DUP agrees £1bn deal to support Theresa May’s government

Foster says an extra funding will be allocated to Northern Ireland over the next two years

The Democratic Unionist Party (DUP) has agreed to support Theresa May's minority government through a confidence and supply deal worth more than £1bn in extra funding to Northern Ireland over two years.

Under the terms of the deal, which will ensure the DUP’s support for a vote this week on the Conservatives’ Queen’s speech, the pension triple lock and winter fuel payments will stay in place. Both policies were under threat in the Conservative manifesto.

DUP and Downing Street sources said the deal was worth more than £1 billion to Northern Ireland’s block grant - with more flexibility for the devolved government over an additional £500 million already committed to the region.

Enhanced voice

Minister for Foreign Affairs Simon Coveney, who is at Stormont for talks on restoring devolution, said an "enhanced Northern Ireland voice" could be beneficial in relation to the final Brexit deal.


“Inevitably, some of the policy agreement between both parties reflects their long held views,” he said. “However, I welcome both parties recommitment to the Good Friday Agreement and its successors, and the commitment by the British government to govern in the interests of all parts of the community in Northern Ireland.”

The extra money for Northern Ireland will be spent on hospitals, schools and roads in the region, the DUP said. Sources in London pointed to it going towards “physical and digital infrastructure”. They stressed that the allocation of the extra money depended on who governs at Stormont.

If parallel talks lead to power sharing being restored, then the DUP-Sinn Féin coalition could preside over the distribution of the extra money, they say.

The DUP will have no involvement in the UK government’s role in political talks in Northern Ireland.

The agreement, which comes to just three pages, sets out plans for the DUP to support Mrs May on budgets and tax and spending legislation.

Defence spending

As well as the massive boost in spending on infrastructure, and the decision to stick with the pension and winter fuel policies, the document sets out policy linked to defence spending.

In particular, it confirms a Conservative agreement to meet the Nato commitment of spending 2 per cent of GDP on the armed forces. It sets out that both parties want the armed forces covenant to continue, and will consider options to support the reserve forces in Northern Ireland.

The covenant is a promise to look after members of the armed forces and their families.

On Brexit, the DUP-Conservative deal says agriculture will be a critical policy area in negotiations.

The deal says "both parties will adhere fully to their respective commitments set out in the Belfast agreement and its successors".

The DUP had been pushing for increased capital spending on health and education, the granting of a special lower corporation tax status for the region and the possible abolition of air passenger duty.

The deal comes just days before Mrs May has to put her Queen’s speech - with its heavy focus on Brexit - to a vote in parliament. She will need the support of the 10 DUP MPs to have any chance of getting the legislation through and allowing the Conservatives to govern without a majority.
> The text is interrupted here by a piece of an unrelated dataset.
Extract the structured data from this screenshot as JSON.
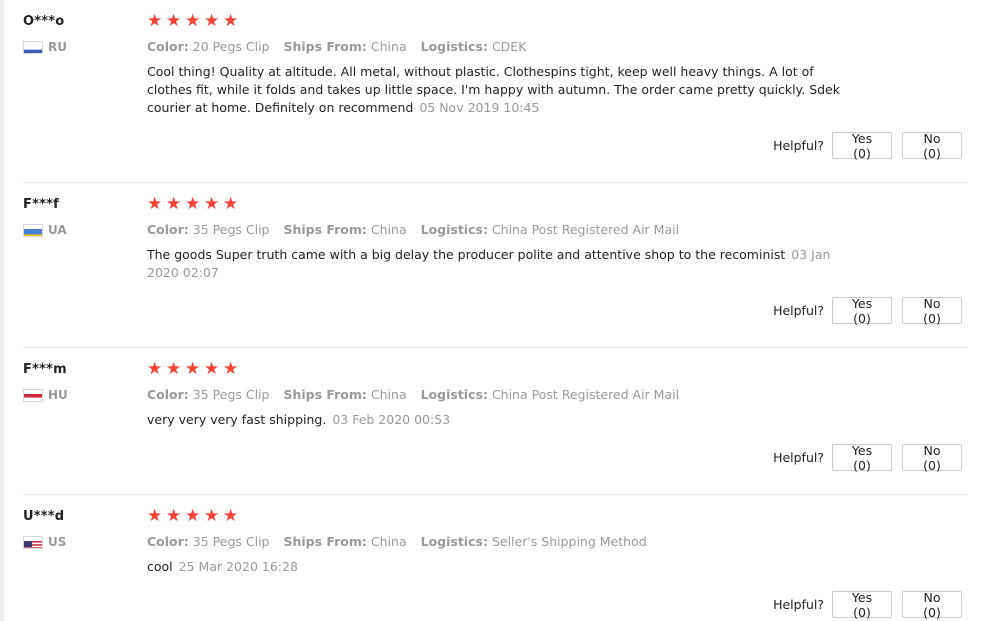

Speaking at No 10, Mrs May said the two sides “share many values in terms of wanting to see prosperity across the UK, the value of the union, the important bond between the different parts of the United Kingdom”.

“We very much want to see that protected and enhanced and we also share the desire to ensure a strong government, able to put through its programme and provide for issues like the Brexit negotiations, but also national security issues,” she added

Shared values

Addressing the DUP leader, Arlene Foster, she said: "The agreement we have come to is a very, very good one, and I look forward to working with you."

Mrs Foster said her party was “delighted” to have reached the agreement, which she said would provide national stability.

“In terms of the Northern Ireland executive, of course we are determined to see it back in place as soon as possible as well, because we believe we need a strong voice for Northern Ireland when dealing not least with the Brexit issue.”

Ms Foster said the deal was good for Northern Ireland but also the rest of the UK. However, it is likely to trigger a backlash from other parts of the UK, including Wales, Scotland and English regions that believe they have suffered from underfunding.

The government reached out to devolved leaders as the deal was being published in an attempt to calm any backlash, but failed to stem the anger in Wales.

The first minister of Wales, Carwyn Jones, described the deal as unacceptable, after meeting with the secretary of state for Wales, Alun Cairns.

He said Mr Cairns had a “duty to fight against this deal and secure additional funding for our country”.

“Today’s deal represents a straight bung to keep a weak prime minister and a faltering government in office,” Jones said.

“This deal flies in the face of that commitment and further weakens the UK, and as currently drafted all but kills the idea of fair funding for the nations and regions. It is outrageous that the prime minister believes she can secure her own political future by throwing money at Northern Ireland whilst completely ignoring the rest of the UK.”

He also criticised the DUP for giving the Tories “the go-ahead to legislate how they please on Brexit” - which he said could weaken the devolved administration.

“This is a short-term fix which will have far-reaching and destabilising consequences.”

Additional reporting: Guardian / Agencies

Gerry Moriarty

Gerry Moriarty

Gerry Moriarty is the former Northern editor of The Irish Times